# Task objective
Each record below must be reproduced exactly as it reads, with its images omitted.

# Material to process
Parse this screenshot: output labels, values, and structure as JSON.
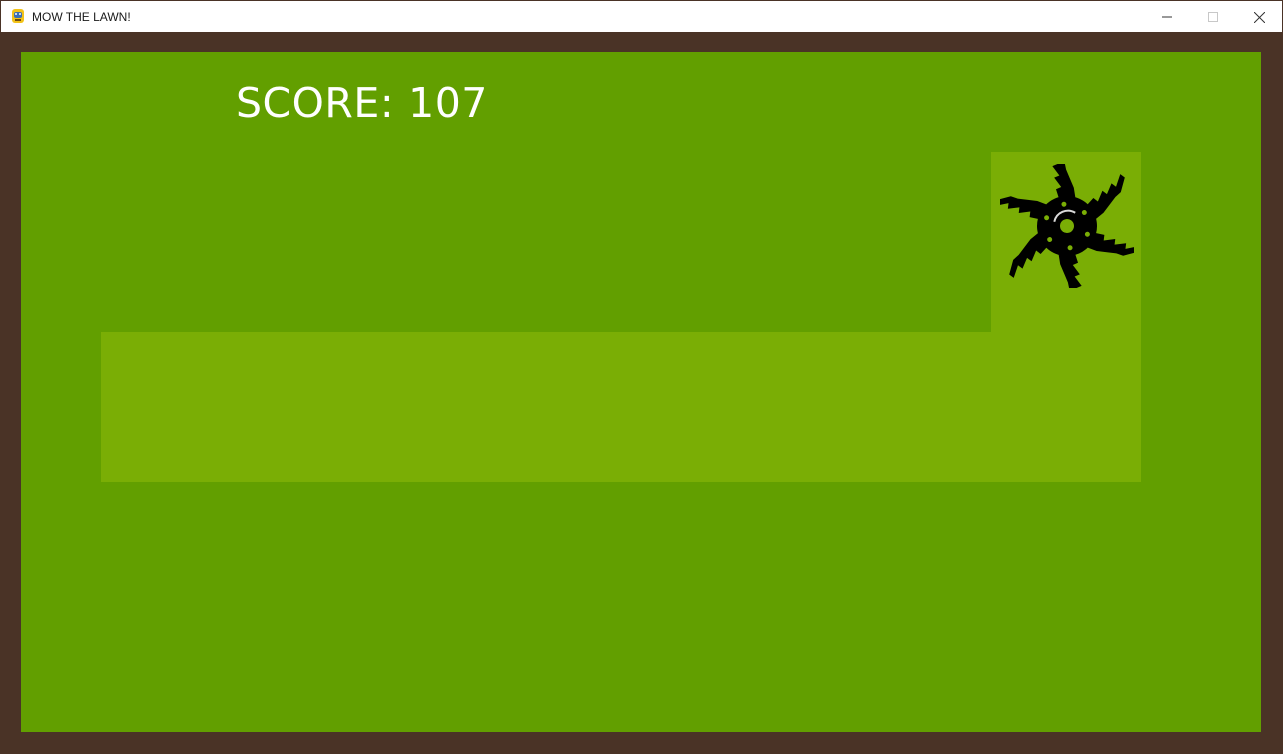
{
  "window": {
    "title": "MOW THE LAWN!",
    "icon": "pygame-snake-icon",
    "controls": [
      "minimize-icon",
      "maximize-icon",
      "close-icon"
    ]
  },
  "game": {
    "score_label": "SCORE:",
    "score_value": "107",
    "colors": {
      "frame": "#4a3326",
      "uncut_grass": "#629f00",
      "mowed_grass": "#7aae05",
      "score_text": "#ffffff",
      "mower_blade": "#000000"
    },
    "mower_icon": "spinning-blade-icon"
  }
}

# Completed task
Parse this screenshot: output labels, values, and structure as JSON.
{
  "window": {
    "title": "MOW THE LAWN!",
    "icon": "pygame-snake-icon",
    "controls": [
      "minimize-icon",
      "maximize-icon",
      "close-icon"
    ]
  },
  "game": {
    "score_label": "SCORE:",
    "score_value": "107",
    "colors": {
      "frame": "#4a3326",
      "uncut_grass": "#629f00",
      "mowed_grass": "#7aae05",
      "score_text": "#ffffff",
      "mower_blade": "#000000"
    },
    "mower_icon": "spinning-blade-icon"
  }
}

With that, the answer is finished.